In a statement issued after conclusion of the plenary, FATF said, “To date, Pakistan has made progress across all action plan items and has now largely addressed 21 of the 27 action items. As all action plan deadlines have expired, the FATF strongly urges Pakistan to swiftly complete its full action plan by February 2021.”
Pleyer told reporters that Pakistan has made progress, “but it is clear that it needs to do more”. The FATF president noted that the six items left are “very serious deficiencies”, which include inadequacy in implementing sanctions against UN proscribed groups and individuals like Hafeez Saeed and Zaki-ur-Rehman Lakhvi.
If Pakistan is able to complete all the six remaining action points, then the plenary meeting in February 2021 will decide to send an on-site team to verify the implementation. Thereafter, if the team provides a positive evaluation, then FATF could take a decision in the next plenary meeting to remove Pakistan from the ‘grey list’, explained Pleyer.
According to sources, Turkey has apparently proposed to expedite on-site visit by a FATF team to Pakistan. But, it was not accepted by other member states – and the proposal was dropped.
The FATF statement listed four specific ways for Pakistan had to address its deficiencies.
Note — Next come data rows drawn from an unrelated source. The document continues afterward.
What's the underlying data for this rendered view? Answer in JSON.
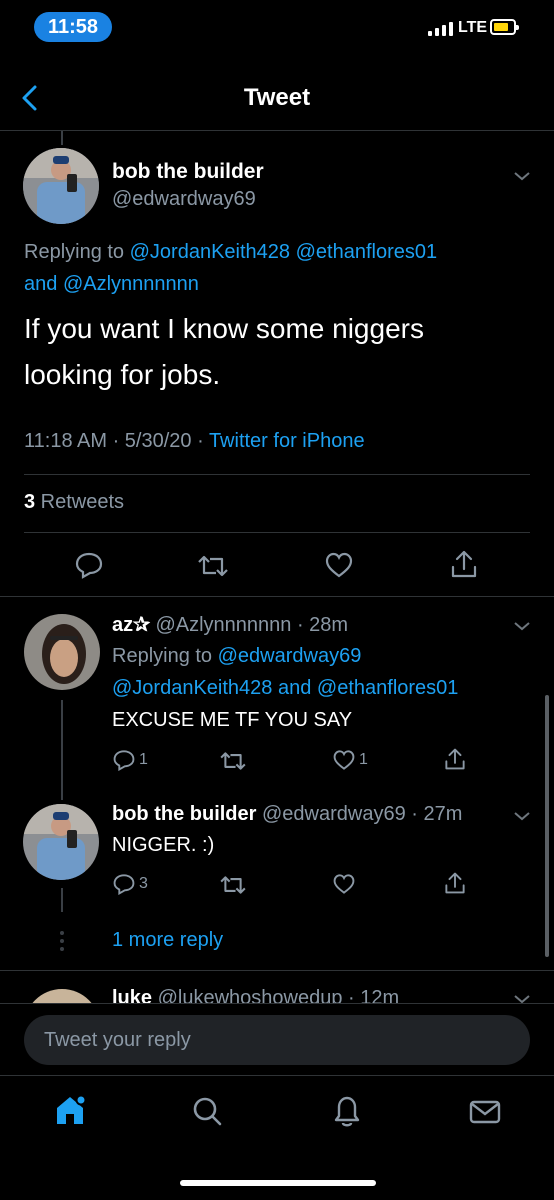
{
  "status_bar": {
    "time": "11:58",
    "network": "LTE"
  },
  "header": {
    "title": "Tweet"
  },
  "main_tweet": {
    "name": "bob the builder",
    "handle": "@edwardway69",
    "replying_prefix": "Replying to ",
    "replying_handles": [
      "@JordanKeith428",
      "@ethanflores01"
    ],
    "replying_and": "and ",
    "replying_last": "@Azlynnnnnnn",
    "text_line1": "If you want I know some niggers",
    "text_line2": "looking for jobs.",
    "timestamp": "11:18 AM · 5/30/20 · ",
    "source": "Twitter for iPhone",
    "retweet_count": "3",
    "retweet_label": " Retweets"
  },
  "replies": [
    {
      "name": "az✰",
      "handle_time": " @Azlynnnnnnn · 28m",
      "replying_prefix": "Replying to ",
      "replying_line1_handle": "@edwardway69",
      "replying_line2_a": "@JordanKeith428",
      "replying_line2_and": " and ",
      "replying_line2_b": "@ethanflores01",
      "text": "EXCUSE ME TF YOU SAY",
      "reply_count": "1",
      "like_count": "1"
    },
    {
      "name": "bob the builder",
      "handle_time": " @edwardway69 · 27m",
      "text": "NIGGER. :)",
      "reply_count": "3"
    },
    {
      "name": "luke",
      "handle_time": " @lukewhoshowedup · 12m"
    }
  ],
  "more_replies": "1 more reply",
  "reply_box": {
    "placeholder": "Tweet your reply"
  },
  "colors": {
    "accent": "#1da1f2",
    "secondary_text": "#8b98a5",
    "divider": "#2f3336",
    "background": "#000000"
  },
  "tab_bar": {
    "icons": [
      "home-icon",
      "search-icon",
      "notifications-icon",
      "messages-icon"
    ]
  }
}
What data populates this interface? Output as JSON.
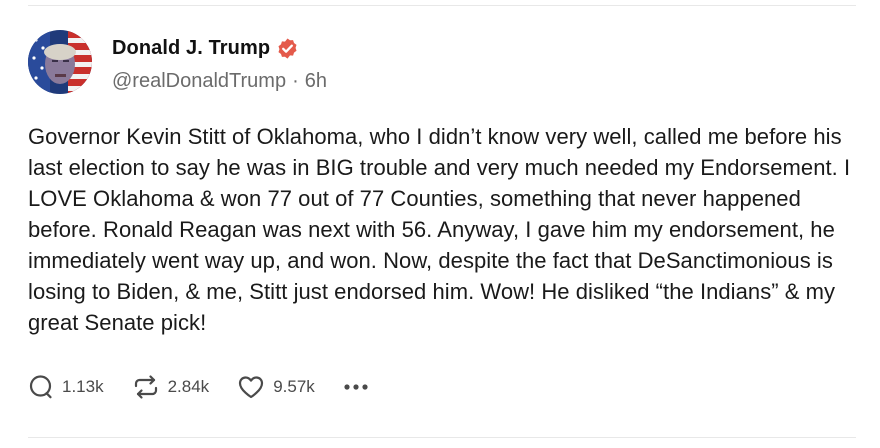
{
  "post": {
    "author": {
      "display_name": "Donald J. Trump",
      "handle": "@realDonaldTrump",
      "separator": "·",
      "time_ago": "6h",
      "verified": true,
      "avatar_icon": "avatar-flag-portrait"
    },
    "body": "Governor Kevin Stitt of Oklahoma, who I didn’t know very well, called me before his last election to say he was in BIG trouble and very much needed my Endorsement. I LOVE Oklahoma & won 77 out of 77 Counties, something that never happened before. Ronald Reagan was next with 56. Anyway, I gave him my endorsement, he immediately went way up, and won. Now, despite the fact that DeSanctimonious is losing to Biden, & me, Stitt just endorsed him. Wow! He disliked “the Indians” & my great Senate pick!",
    "actions": {
      "reply": {
        "icon": "reply-icon",
        "count": "1.13k"
      },
      "retruth": {
        "icon": "retruth-icon",
        "count": "2.84k"
      },
      "like": {
        "icon": "heart-icon",
        "count": "9.57k"
      },
      "more": {
        "icon": "more-icon"
      }
    }
  },
  "colors": {
    "verified_badge": "#e45a4b",
    "text_primary": "#111111",
    "text_secondary": "#6b6b6b",
    "icon": "#4a4a4a",
    "divider": "#e8e8e8"
  }
}
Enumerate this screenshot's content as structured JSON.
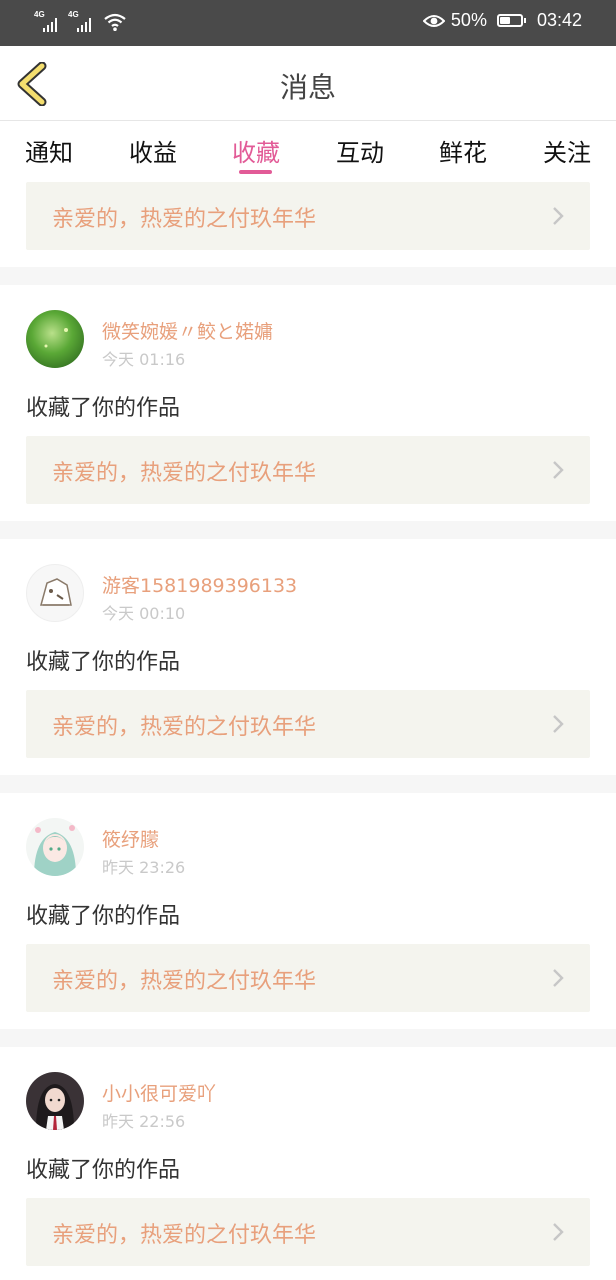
{
  "status_bar": {
    "network_1": "4G",
    "network_2": "4G",
    "battery_percent": "50%",
    "battery_level": 0.5,
    "time": "03:42"
  },
  "header": {
    "title": "消息",
    "back_icon": "chevron-left-icon"
  },
  "tabs": [
    {
      "label": "通知",
      "active": false
    },
    {
      "label": "收益",
      "active": false
    },
    {
      "label": "收藏",
      "active": true
    },
    {
      "label": "互动",
      "active": false
    },
    {
      "label": "鲜花",
      "active": false
    },
    {
      "label": "关注",
      "active": false
    }
  ],
  "colors": {
    "accent": "#e25b97",
    "username": "#e8a07c",
    "card_bg": "#f4f4ee"
  },
  "top_card": {
    "title": "亲爱的，热爱的之付玖年华"
  },
  "messages": [
    {
      "user": "微笑婉媛〃鲛と婼嫞",
      "time": "今天 01:16",
      "action": "收藏了你的作品",
      "work": "亲爱的，热爱的之付玖年华"
    },
    {
      "user": "游客1581989396133",
      "time": "今天 00:10",
      "action": "收藏了你的作品",
      "work": "亲爱的，热爱的之付玖年华"
    },
    {
      "user": "筱纾朦",
      "time": "昨天 23:26",
      "action": "收藏了你的作品",
      "work": "亲爱的，热爱的之付玖年华"
    },
    {
      "user": "小小很可爱吖",
      "time": "昨天 22:56",
      "action": "收藏了你的作品",
      "work": "亲爱的，热爱的之付玖年华"
    }
  ]
}
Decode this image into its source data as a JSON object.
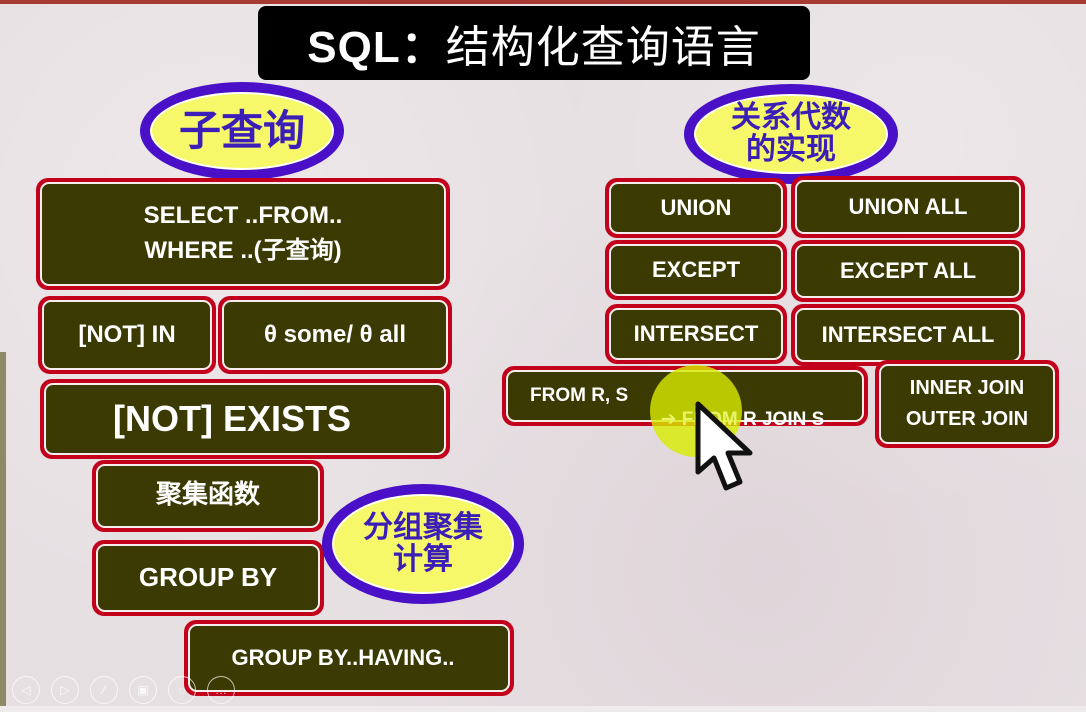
{
  "slide": {
    "title_prefix": "SQL：",
    "title_cn": "结构化查询语言",
    "colors": {
      "box_border": "#c3001b",
      "box_fill": "#3c3a03",
      "oval_border": "#4a10c8",
      "oval_fill": "#f7f76a",
      "oval_text": "#3b1db8",
      "title_bg": "#000000"
    }
  },
  "left": {
    "oval_label": "子查询",
    "select_box": {
      "line1": "SELECT ..FROM..",
      "line2": "WHERE ..(子查询)"
    },
    "not_in": "[NOT] IN",
    "theta": "θ some/ θ all",
    "not_exists": "[NOT] EXISTS",
    "aggregate": "聚集函数",
    "group_by": "GROUP BY",
    "group_oval": {
      "line1": "分组聚集",
      "line2": "计算"
    },
    "group_having": "GROUP BY..HAVING.."
  },
  "right": {
    "oval": {
      "line1": "关系代数",
      "line2": "的实现"
    },
    "set_ops": [
      {
        "left": "UNION",
        "right": "UNION ALL"
      },
      {
        "left": "EXCEPT",
        "right": "EXCEPT ALL"
      },
      {
        "left": "INTERSECT",
        "right": "INTERSECT ALL"
      }
    ],
    "join_box": {
      "from": "FROM R, S",
      "arrow": "➔",
      "to_highlight": "FROM",
      "to_rest": " R JOIN S"
    },
    "join_types": {
      "line1": "INNER JOIN",
      "line2": "OUTER JOIN"
    }
  },
  "player_controls": [
    {
      "icon": "prev-icon",
      "glyph": "◁"
    },
    {
      "icon": "next-icon",
      "glyph": "▷"
    },
    {
      "icon": "pen-icon",
      "glyph": "⁄"
    },
    {
      "icon": "slides-icon",
      "glyph": "▣"
    },
    {
      "icon": "zoom-icon",
      "glyph": "◌"
    },
    {
      "icon": "more-icon",
      "glyph": "…"
    }
  ]
}
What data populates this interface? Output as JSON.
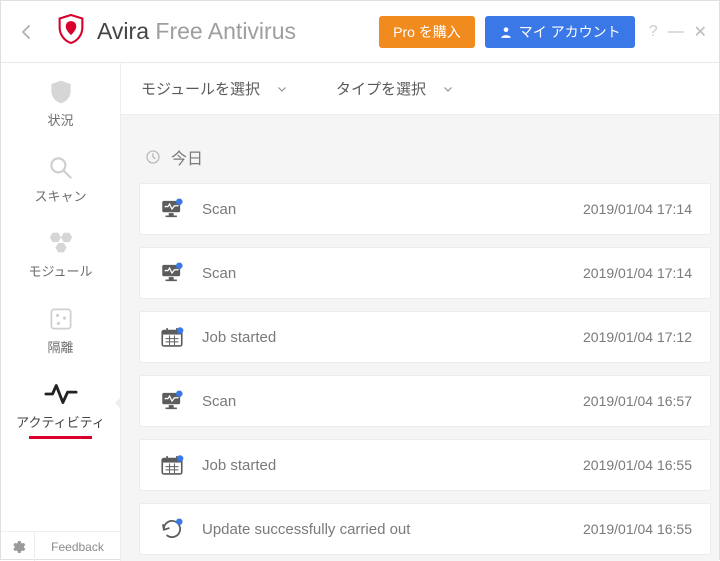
{
  "header": {
    "brand_bold": "Avira",
    "brand_light": " Free Antivirus",
    "buy_pro": "Pro を購入",
    "my_account": "マイ アカウント"
  },
  "sidebar": {
    "items": [
      {
        "label": "状況"
      },
      {
        "label": "スキャン"
      },
      {
        "label": "モジュール"
      },
      {
        "label": "隔離"
      },
      {
        "label": "アクティビティ"
      }
    ],
    "feedback": "Feedback"
  },
  "filters": {
    "module": "モジュールを選択",
    "type": "タイプを選択"
  },
  "section_today": "今日",
  "events": [
    {
      "icon": "scan",
      "label": "Scan",
      "time": "2019/01/04 17:14"
    },
    {
      "icon": "scan",
      "label": "Scan",
      "time": "2019/01/04 17:14"
    },
    {
      "icon": "job",
      "label": "Job started",
      "time": "2019/01/04 17:12"
    },
    {
      "icon": "scan",
      "label": "Scan",
      "time": "2019/01/04 16:57"
    },
    {
      "icon": "job",
      "label": "Job started",
      "time": "2019/01/04 16:55"
    },
    {
      "icon": "update",
      "label": "Update successfully carried out",
      "time": "2019/01/04 16:55"
    }
  ]
}
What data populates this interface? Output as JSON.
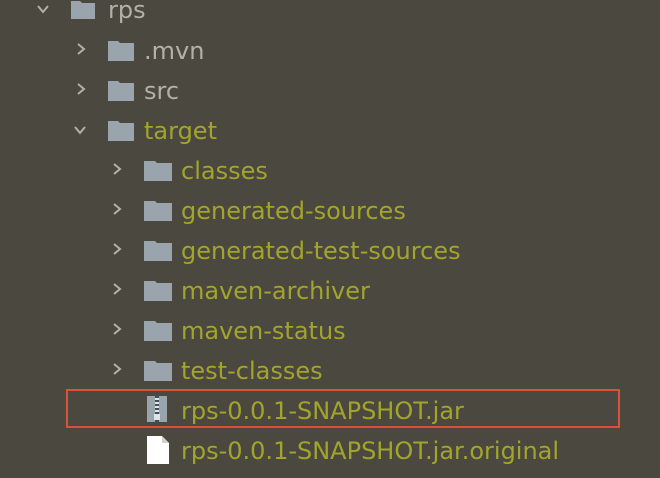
{
  "tree": {
    "items": [
      {
        "label": "rps",
        "kind": "folder",
        "state": "expanded"
      },
      {
        "label": ".mvn",
        "kind": "folder",
        "state": "collapsed"
      },
      {
        "label": "src",
        "kind": "folder",
        "state": "collapsed"
      },
      {
        "label": "target",
        "kind": "folder",
        "state": "expanded",
        "style": "excluded"
      },
      {
        "label": "classes",
        "kind": "folder",
        "state": "collapsed",
        "style": "excluded"
      },
      {
        "label": "generated-sources",
        "kind": "folder",
        "state": "collapsed",
        "style": "excluded"
      },
      {
        "label": "generated-test-sources",
        "kind": "folder",
        "state": "collapsed",
        "style": "excluded"
      },
      {
        "label": "maven-archiver",
        "kind": "folder",
        "state": "collapsed",
        "style": "excluded"
      },
      {
        "label": "maven-status",
        "kind": "folder",
        "state": "collapsed",
        "style": "excluded"
      },
      {
        "label": "test-classes",
        "kind": "folder",
        "state": "collapsed",
        "style": "excluded"
      },
      {
        "label": "rps-0.0.1-SNAPSHOT.jar",
        "kind": "jar-file",
        "style": "excluded",
        "selected": true
      },
      {
        "label": "rps-0.0.1-SNAPSHOT.jar.original",
        "kind": "file",
        "style": "excluded"
      }
    ]
  },
  "colors": {
    "background": "#4b4840",
    "normal_text": "#b3b0a4",
    "excluded_text": "#a2a52a",
    "folder_icon": "#9aa4ac",
    "highlight_border": "#d9503c"
  }
}
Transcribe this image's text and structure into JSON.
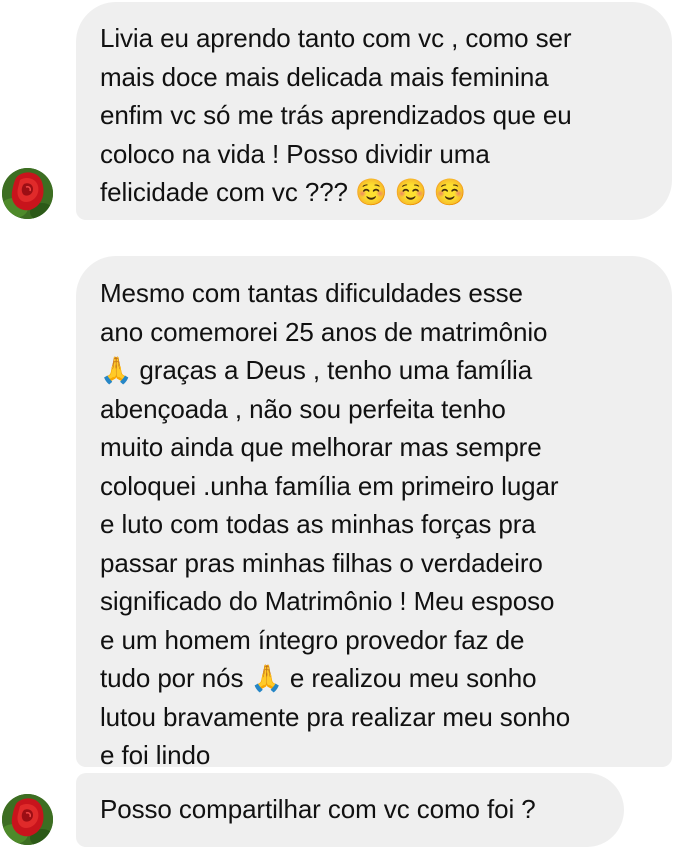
{
  "conversation": {
    "colors": {
      "bubble_background": "#efefef",
      "text": "#111111",
      "page_background": "#ffffff"
    },
    "avatar": {
      "icon": "red-rose-avatar"
    },
    "messages": [
      {
        "lines": [
          "Livia eu aprendo tanto com vc , como ser",
          "mais doce mais delicada mais feminina",
          "enfim vc só me trás aprendizados que eu",
          "coloco na vida  ! Posso dividir uma",
          "felicidade com vc ??? ☺️ ☺️ ☺️"
        ]
      },
      {
        "lines": [
          "Mesmo com tantas dificuldades esse",
          "ano comemorei 25 anos de matrimônio",
          "🙏 graças a Deus , tenho uma família",
          "abençoada , não sou perfeita tenho",
          "muito ainda que melhorar mas sempre",
          "coloquei .unha família em primeiro lugar",
          "e luto com todas as minhas forças pra",
          "passar pras minhas filhas o verdadeiro",
          "significado do Matrimônio ! Meu esposo",
          "e um homem íntegro provedor faz de",
          "tudo por nós 🙏 e realizou meu sonho",
          "lutou bravamente pra realizar meu sonho",
          "e foi lindo"
        ]
      },
      {
        "lines": [
          "Posso compartilhar com vc como foi ?"
        ]
      }
    ]
  }
}
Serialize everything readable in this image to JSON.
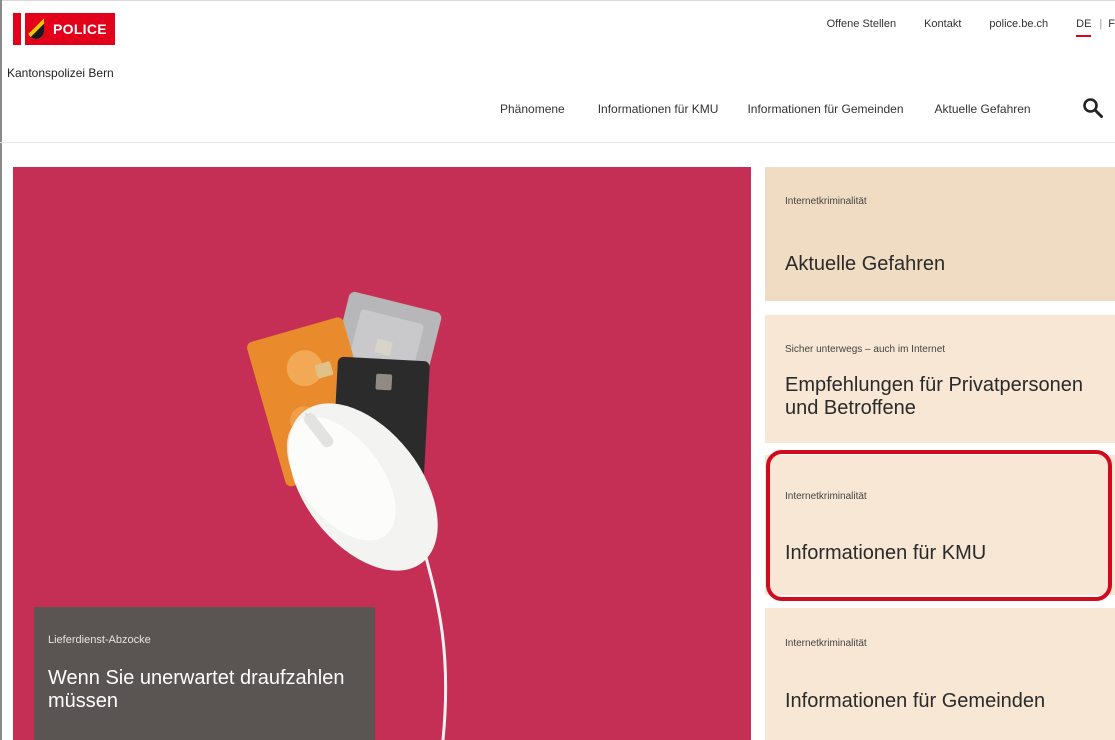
{
  "brand": {
    "logo_text": "POLICE",
    "name": "Kantonspolizei Bern"
  },
  "top_nav": {
    "items": [
      "Offene Stellen",
      "Kontakt",
      "police.be.ch"
    ],
    "lang_active": "DE",
    "lang_separator": "|",
    "lang_next": "F"
  },
  "main_nav": {
    "items": [
      "Phänomene",
      "Informationen für KMU",
      "Informationen für Gemeinden",
      "Aktuelle Gefahren"
    ]
  },
  "hero": {
    "kicker": "Lieferdienst-Abzocke",
    "title": "Wenn Sie unerwartet draufzahlen müssen"
  },
  "cards": [
    {
      "kicker": "Internetkriminalität",
      "title": "Aktuelle Gefahren"
    },
    {
      "kicker": "Sicher unterwegs – auch im Internet",
      "title": "Empfehlungen für Privatpersonen und Betroffene"
    },
    {
      "kicker": "Internetkriminalität",
      "title": "Informationen für KMU"
    },
    {
      "kicker": "Internetkriminalität",
      "title": "Informationen für Gemeinden"
    }
  ],
  "colors": {
    "brand_red": "#e2001a",
    "hero_bg": "#c52f56",
    "card_bg": "#f7e7d4",
    "highlight": "#d10b1f"
  }
}
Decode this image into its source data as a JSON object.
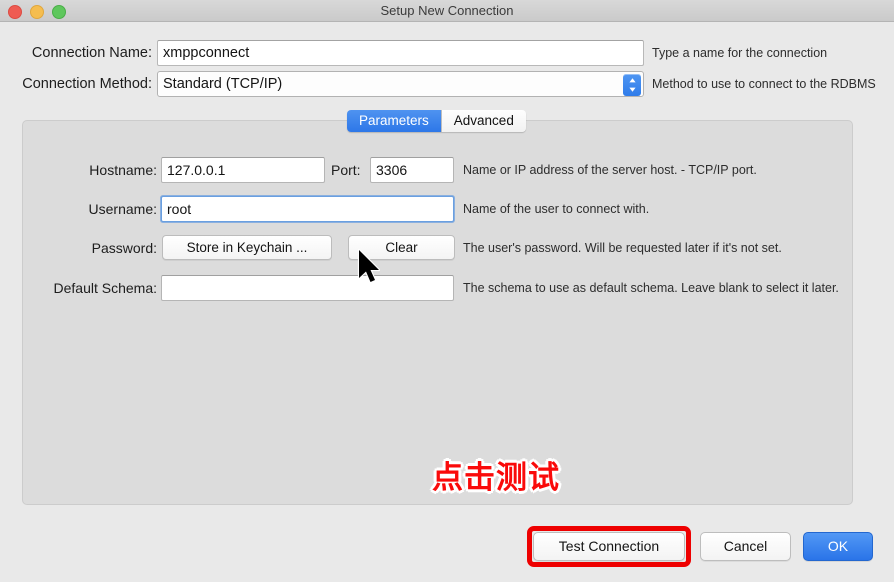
{
  "window": {
    "title": "Setup New Connection",
    "traffic_lights": [
      "close-button",
      "minimize-button",
      "maximize-button"
    ]
  },
  "top_form": {
    "rows": [
      {
        "label": "Connection Name:",
        "value": "xmppconnect",
        "placeholder": "",
        "help": "Type a name for the connection",
        "type": "text"
      },
      {
        "label": "Connection Method:",
        "value": "Standard (TCP/IP)",
        "help": "Method to use to connect to the RDBMS",
        "type": "combo"
      }
    ]
  },
  "tabs": [
    {
      "label": "Parameters",
      "active": true
    },
    {
      "label": "Advanced",
      "active": false
    }
  ],
  "parameters": {
    "hostname": {
      "label": "Hostname:",
      "value": "127.0.0.1",
      "help": "Name or IP address of the server host. - TCP/IP port."
    },
    "port": {
      "label": "Port:",
      "value": "3306"
    },
    "username": {
      "label": "Username:",
      "value": "root",
      "help": "Name of the user to connect with.",
      "focused": true
    },
    "password": {
      "label": "Password:",
      "store_button": "Store in Keychain ...",
      "clear_button": "Clear",
      "help": "The user's password. Will be requested later if it's not set."
    },
    "default_schema": {
      "label": "Default Schema:",
      "value": "",
      "placeholder": "",
      "help": "The schema to use as default schema. Leave blank to select it later."
    }
  },
  "annotation": {
    "text": "点击测试",
    "color": "#fa0a0a",
    "outline_color": "#ffffff"
  },
  "footer": {
    "test_connection": "Test Connection",
    "cancel": "Cancel",
    "ok": "OK",
    "highlight_color": "#ee0000",
    "primary_color": "#2a74e8"
  }
}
These are:
- demonstrating that law enforcement agencies (LEAs) are identifying and investigating the widest range of TF (Terror Financing) activity and that TF investigations and prosecutions target designated persons and entities, and those acting on behalf or at the direction of the designated persons or entities;
- demonstrating that TF prosecutions result in effective, proportionate and dissuasive sanctions;
- demonstrating effective implementation of targeted financial sanctions against all 1267 and 1373 designated terrorists and those acting for or on their behalf, preventing the raising and moving of funds including in relation to NPOs, identifying and freezing assets (movable and immovable), and prohibiting access to funds and financial services; and
- demonstrating enforcement against TFS violations, including in relation to NPOs, of administrative and criminal penalties and provincial and federal authorities cooperating on enforcement cases
Pakistan had been put on the grey list – or listed as a ‘Jurisdiction under Increased Monitoring’ – in June 2018. It got a four-month extension in February this year to complete the action plan, which is drawn up after a country is put on the grey list.
Due to the COVID-19 pandemic, the plenary in June was not held and Pakistan’s additional time period was extended to eight months.
Pleyer said that the extension given to countries on the grey list was not indefinite, but added that “as long as we see progress, we give them chance to repair outstanding issues”.
On Thursday, India had pointed out that “those found wanting in implementing their obligations” are usually “held accountable and subjected to appropriate action”.
The FATF plenary decided to remove Iceland and Mongolia out of the grey list, but Iran and North Korea remain on the so-called ‘black list’.